Work to be completed:
Return only those lines of the records below in which "name" appears.

Material for the task:
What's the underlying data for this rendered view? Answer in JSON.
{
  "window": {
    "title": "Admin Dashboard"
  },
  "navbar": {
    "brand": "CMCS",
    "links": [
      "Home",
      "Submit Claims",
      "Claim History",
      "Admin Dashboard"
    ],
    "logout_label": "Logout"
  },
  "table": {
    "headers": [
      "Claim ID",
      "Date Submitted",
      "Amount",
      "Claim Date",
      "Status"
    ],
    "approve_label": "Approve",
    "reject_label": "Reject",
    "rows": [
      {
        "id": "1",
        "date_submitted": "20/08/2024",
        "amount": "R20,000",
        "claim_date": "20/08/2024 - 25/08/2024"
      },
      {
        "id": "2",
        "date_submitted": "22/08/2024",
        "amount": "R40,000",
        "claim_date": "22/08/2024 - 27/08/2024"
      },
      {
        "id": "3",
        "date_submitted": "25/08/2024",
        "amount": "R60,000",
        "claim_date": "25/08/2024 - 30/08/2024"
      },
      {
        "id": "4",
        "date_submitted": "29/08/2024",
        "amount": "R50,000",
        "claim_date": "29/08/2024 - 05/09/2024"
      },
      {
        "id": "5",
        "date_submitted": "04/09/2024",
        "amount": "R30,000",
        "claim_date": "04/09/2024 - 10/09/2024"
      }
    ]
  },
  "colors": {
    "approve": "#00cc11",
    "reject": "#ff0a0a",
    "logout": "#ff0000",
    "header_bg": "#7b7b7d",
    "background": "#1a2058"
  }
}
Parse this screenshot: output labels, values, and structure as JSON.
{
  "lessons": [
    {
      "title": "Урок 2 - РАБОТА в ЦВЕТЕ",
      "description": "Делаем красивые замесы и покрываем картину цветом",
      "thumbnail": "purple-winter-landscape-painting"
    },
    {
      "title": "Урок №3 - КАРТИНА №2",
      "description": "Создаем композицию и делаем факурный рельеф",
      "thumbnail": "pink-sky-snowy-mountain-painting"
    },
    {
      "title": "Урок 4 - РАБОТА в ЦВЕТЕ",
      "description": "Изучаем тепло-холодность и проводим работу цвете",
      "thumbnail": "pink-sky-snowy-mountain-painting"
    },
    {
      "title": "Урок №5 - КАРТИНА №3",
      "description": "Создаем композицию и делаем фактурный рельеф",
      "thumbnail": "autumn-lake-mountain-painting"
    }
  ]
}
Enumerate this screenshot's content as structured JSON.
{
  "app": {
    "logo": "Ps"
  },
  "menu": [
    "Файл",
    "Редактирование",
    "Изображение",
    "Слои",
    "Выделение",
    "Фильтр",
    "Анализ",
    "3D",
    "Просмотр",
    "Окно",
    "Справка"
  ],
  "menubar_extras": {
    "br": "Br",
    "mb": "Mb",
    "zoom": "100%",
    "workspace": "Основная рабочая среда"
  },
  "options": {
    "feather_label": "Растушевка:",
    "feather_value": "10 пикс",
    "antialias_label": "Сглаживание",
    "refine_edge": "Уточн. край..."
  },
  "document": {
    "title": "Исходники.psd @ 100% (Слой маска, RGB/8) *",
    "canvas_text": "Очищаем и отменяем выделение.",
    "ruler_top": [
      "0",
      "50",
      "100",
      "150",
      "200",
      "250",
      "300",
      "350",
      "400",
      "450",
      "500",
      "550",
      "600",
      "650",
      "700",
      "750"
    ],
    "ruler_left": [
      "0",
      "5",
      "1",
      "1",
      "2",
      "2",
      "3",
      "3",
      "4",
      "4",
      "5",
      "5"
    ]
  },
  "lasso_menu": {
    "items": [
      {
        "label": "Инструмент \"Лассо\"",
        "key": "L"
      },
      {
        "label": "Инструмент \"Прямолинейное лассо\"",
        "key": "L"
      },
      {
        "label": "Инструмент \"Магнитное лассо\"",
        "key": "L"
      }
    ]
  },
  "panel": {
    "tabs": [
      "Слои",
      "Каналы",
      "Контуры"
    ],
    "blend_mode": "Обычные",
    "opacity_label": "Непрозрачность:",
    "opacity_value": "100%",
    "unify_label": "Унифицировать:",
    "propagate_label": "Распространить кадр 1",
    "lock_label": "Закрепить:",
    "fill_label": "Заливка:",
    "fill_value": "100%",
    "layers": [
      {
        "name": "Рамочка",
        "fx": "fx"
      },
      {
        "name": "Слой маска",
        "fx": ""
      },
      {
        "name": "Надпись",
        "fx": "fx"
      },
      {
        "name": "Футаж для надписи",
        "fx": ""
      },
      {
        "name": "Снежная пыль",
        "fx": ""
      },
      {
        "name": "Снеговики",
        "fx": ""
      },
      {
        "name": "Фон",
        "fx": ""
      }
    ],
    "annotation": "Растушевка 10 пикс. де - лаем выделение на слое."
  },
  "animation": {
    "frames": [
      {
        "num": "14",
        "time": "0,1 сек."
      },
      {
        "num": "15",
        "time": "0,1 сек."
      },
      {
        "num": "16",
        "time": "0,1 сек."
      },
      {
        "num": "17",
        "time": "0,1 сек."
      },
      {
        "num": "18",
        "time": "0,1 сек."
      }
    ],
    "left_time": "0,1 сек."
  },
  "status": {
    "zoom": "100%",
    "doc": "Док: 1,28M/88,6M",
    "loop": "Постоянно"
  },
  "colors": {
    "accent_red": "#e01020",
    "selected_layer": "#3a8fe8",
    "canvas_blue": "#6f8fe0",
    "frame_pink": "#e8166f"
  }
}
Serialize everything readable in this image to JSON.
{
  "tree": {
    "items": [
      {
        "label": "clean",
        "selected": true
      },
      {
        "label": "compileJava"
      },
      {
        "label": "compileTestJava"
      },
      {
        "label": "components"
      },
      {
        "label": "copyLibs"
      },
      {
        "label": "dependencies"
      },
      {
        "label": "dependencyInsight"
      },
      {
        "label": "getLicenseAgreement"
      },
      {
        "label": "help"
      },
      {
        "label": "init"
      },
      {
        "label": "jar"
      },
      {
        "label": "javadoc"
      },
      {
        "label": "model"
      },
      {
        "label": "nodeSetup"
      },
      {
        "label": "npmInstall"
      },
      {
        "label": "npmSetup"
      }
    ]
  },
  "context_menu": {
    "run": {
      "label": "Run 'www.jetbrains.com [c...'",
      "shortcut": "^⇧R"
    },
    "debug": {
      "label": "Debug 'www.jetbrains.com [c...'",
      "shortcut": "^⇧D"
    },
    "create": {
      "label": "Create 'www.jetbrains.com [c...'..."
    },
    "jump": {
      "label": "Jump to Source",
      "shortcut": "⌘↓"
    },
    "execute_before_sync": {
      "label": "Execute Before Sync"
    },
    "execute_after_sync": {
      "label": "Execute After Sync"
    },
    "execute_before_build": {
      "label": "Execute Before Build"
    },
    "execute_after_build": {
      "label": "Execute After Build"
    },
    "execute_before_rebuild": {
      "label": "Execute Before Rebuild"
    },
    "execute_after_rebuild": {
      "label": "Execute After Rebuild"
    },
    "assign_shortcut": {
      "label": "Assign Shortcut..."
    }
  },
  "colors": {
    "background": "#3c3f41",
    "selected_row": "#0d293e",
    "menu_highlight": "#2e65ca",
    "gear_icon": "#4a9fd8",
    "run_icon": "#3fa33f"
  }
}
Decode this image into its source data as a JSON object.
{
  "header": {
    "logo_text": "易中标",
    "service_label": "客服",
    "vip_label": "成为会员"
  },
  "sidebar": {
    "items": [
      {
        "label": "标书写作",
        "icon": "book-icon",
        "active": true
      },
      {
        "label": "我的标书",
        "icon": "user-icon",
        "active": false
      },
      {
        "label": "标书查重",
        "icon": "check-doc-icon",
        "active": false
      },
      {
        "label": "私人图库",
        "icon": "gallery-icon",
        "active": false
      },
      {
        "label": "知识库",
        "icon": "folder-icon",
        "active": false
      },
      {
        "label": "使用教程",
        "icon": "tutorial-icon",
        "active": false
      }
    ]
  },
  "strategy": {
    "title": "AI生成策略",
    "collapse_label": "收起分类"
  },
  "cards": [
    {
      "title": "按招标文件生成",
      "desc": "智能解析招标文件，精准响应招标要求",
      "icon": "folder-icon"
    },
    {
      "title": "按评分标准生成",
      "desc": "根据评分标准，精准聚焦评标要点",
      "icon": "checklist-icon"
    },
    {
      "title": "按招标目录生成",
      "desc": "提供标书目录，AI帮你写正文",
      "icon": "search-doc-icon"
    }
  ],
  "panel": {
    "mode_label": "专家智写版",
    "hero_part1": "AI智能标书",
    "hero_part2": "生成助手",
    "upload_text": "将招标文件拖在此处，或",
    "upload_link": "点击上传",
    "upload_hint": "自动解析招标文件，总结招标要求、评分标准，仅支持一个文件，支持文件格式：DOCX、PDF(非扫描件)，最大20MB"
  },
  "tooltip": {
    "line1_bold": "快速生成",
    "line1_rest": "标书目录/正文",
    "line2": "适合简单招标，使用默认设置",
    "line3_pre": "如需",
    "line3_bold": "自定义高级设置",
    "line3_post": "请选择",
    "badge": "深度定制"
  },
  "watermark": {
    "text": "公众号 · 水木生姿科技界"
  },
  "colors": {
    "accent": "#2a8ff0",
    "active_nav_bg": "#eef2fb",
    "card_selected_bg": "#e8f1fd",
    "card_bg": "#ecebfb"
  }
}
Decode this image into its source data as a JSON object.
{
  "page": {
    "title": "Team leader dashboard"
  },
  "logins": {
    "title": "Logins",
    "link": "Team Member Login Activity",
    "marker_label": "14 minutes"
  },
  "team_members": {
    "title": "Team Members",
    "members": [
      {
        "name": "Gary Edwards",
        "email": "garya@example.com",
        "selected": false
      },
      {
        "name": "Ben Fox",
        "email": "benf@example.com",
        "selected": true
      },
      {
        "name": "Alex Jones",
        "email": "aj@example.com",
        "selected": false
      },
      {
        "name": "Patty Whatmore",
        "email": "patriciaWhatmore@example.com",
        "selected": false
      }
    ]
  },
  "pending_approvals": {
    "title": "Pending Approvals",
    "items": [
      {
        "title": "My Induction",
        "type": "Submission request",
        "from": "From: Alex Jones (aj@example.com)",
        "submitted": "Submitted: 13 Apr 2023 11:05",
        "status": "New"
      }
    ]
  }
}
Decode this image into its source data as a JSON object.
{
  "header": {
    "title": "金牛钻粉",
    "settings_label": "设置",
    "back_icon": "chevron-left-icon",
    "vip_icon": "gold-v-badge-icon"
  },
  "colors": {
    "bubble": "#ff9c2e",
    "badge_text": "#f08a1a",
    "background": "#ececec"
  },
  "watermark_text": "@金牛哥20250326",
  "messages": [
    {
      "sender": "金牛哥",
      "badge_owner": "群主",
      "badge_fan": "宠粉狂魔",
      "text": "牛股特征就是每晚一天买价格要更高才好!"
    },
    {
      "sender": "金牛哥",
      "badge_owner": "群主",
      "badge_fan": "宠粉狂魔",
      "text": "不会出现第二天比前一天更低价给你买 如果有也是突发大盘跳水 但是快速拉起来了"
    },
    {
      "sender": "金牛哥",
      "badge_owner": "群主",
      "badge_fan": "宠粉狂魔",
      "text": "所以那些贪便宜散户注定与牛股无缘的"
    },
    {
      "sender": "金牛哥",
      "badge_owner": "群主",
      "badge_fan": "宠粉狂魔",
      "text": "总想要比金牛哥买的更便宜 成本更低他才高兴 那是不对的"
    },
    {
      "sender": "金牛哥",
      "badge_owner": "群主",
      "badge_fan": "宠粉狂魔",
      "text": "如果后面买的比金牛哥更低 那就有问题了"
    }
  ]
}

Reply to the exercise:
        "name": "Рамочка",
        "name": "Слой маска",
        "name": "Надпись",
        "name": "Футаж для надписи",
        "name": "Снежная пыль",
        "name": "Снеговики",
        "name": "Фон",
        "name": "Gary Edwards",
        "name": "Ben Fox",
        "name": "Alex Jones",
        "name": "Patty Whatmore",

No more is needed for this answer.